Obviously, we know from the calculation above that these savings aren’t life-changing. You’re going to save just over $1 a year, on average. What’s the value of a dollar? That depends on your own personal budget.
But remember too that even tiny amounts of electricity have a longer-reaching impact. It’s not just your bills, but also the environmental costs involved in producing electricity in the first place.
It’s believed there are around 122 million TVs in US homes. So while you might only save $1 a year by switching the TV off completely, if everyone did it, that would be 944 million kilowatt-hours of electricity saved by the country.
So if you can, it’s definitely better to turn off your TV completely, even if the personal impact to you isn’t great. You’ll be doing your bit to help reduce the power demand of the nation.
The Samsung Frame
There are some TVs where ‘switching it off’ doesn’t actually mean turning it off completely. The most famous example is the Samsung Frame.
This is a specialist TV with a unique feature. When you are finished watching the TV and you turn it off, it doesn’t switch to a black screen. Instead, it comes to life with vibrant artwork and photographs.
The idea is that it is a TV for those who hate how a black rectangle can spoil the look of their room.

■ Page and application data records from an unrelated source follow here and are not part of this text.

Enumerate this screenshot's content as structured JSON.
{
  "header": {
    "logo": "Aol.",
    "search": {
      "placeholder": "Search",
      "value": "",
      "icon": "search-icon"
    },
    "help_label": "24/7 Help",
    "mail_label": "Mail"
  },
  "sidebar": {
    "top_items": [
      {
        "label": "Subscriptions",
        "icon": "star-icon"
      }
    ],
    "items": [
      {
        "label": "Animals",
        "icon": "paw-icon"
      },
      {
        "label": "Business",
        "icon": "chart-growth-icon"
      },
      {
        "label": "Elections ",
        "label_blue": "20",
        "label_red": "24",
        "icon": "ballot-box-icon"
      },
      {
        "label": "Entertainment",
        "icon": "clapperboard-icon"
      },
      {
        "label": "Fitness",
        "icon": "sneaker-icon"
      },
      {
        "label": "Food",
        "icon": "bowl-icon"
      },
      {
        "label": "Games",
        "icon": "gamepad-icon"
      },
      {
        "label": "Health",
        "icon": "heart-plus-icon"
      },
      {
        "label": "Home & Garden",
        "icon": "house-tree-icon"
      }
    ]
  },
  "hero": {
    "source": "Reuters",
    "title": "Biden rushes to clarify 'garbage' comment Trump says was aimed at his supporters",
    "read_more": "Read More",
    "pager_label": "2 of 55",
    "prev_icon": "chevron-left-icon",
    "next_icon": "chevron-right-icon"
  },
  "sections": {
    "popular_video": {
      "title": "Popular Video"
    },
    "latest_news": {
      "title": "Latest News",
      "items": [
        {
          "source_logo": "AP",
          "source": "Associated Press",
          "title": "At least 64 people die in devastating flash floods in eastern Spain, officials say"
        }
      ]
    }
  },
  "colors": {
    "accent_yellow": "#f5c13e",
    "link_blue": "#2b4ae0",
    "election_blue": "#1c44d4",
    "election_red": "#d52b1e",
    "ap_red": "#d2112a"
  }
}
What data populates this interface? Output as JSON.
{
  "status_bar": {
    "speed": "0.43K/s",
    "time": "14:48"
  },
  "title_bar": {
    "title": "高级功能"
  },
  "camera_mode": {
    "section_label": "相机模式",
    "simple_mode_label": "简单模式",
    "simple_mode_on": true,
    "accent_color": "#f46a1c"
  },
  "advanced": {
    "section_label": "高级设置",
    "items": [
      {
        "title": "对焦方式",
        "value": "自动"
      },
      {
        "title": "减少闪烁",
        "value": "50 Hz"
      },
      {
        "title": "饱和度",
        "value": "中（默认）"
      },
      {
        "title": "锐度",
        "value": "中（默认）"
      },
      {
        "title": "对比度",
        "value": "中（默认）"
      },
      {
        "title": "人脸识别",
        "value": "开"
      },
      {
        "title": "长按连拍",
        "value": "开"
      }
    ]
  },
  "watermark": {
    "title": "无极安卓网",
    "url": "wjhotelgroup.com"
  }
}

Instead of a huge screen dominating with nothing interesting about it, you can instead enjoy vibrant images that look amazing.
It can even scan the wallpaper in your home, and replicate it, so the TV blends in if you want it to almost completely disappear.
The reason I mention it is because, when in Art Mode, the TV is not really off. And so you’re burning through a lot more electricity than you would be with a regular TV in standby mode.
You should be careful with any TV that has options to let you leave the screen on, whether for a purpose or as a convenience. As you might just be using a lot of unnecessary power.
Read more: Does the Samsung Frame TV Use A Lot of Electricity?
The Bottom Line
TVs are not the most power-hungry devices in your home, but leaving any device switched on when you’re not using it is wasteful.
I’m not saying you should turn it off every time you leave a room for five minutes. If you’re only walking into the kitchen to check on dinner, it’s not worth turning it off to turn it back on again.
But if you know you’re guilty of bad habits, leaving it switched on for hours at a time or even overnight when nobody is watching, you could make some decent savings.
And if you can turn it off completely, instead of leaving it on standby, you may not save much but you’ll be helping lower the overall power demand of the country – and that can only be a good thing.